### Required action
The answer must be every line of the records below that holds the word "JSON".

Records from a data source
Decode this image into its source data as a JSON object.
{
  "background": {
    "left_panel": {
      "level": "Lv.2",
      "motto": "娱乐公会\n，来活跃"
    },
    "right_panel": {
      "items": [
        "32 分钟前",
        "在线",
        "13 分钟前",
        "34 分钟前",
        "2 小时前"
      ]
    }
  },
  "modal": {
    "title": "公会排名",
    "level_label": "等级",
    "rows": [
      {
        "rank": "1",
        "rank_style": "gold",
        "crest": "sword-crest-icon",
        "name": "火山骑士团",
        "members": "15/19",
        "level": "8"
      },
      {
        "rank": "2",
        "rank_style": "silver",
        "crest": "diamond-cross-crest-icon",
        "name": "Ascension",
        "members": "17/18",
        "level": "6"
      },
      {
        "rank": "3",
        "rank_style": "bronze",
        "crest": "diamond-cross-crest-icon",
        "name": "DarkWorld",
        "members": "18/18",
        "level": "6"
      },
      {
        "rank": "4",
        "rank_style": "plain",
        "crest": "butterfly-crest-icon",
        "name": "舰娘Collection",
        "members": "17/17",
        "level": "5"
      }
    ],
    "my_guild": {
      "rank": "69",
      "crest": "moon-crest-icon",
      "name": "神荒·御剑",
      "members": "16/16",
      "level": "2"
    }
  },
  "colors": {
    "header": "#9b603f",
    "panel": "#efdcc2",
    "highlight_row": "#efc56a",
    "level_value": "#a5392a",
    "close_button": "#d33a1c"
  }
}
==
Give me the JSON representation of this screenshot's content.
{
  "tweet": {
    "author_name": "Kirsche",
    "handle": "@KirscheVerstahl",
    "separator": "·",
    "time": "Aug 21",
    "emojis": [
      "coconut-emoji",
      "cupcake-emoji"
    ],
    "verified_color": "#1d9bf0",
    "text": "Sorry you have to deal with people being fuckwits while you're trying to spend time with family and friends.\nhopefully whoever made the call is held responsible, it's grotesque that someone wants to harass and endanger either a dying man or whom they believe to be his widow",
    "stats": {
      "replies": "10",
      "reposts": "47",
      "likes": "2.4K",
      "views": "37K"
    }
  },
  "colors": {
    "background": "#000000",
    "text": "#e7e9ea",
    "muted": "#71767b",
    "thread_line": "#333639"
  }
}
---
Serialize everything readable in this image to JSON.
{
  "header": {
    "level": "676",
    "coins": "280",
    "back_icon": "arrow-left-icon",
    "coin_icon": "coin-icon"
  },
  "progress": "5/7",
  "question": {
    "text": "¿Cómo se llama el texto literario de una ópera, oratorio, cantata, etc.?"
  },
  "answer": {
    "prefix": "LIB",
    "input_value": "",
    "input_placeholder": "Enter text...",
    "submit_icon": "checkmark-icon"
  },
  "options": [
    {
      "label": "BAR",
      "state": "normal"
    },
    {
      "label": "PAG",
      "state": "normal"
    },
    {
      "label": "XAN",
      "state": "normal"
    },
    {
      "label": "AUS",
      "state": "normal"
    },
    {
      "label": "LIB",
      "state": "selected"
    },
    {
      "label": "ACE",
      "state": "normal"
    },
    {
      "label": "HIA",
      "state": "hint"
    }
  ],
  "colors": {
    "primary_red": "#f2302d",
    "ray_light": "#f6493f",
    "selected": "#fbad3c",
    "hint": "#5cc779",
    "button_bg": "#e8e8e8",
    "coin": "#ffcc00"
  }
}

### Task output
Decode this image into its source data as a JSON object.
Give me the JSON representation of this screenshot's content.
Serialize everything readable in this image to JSON.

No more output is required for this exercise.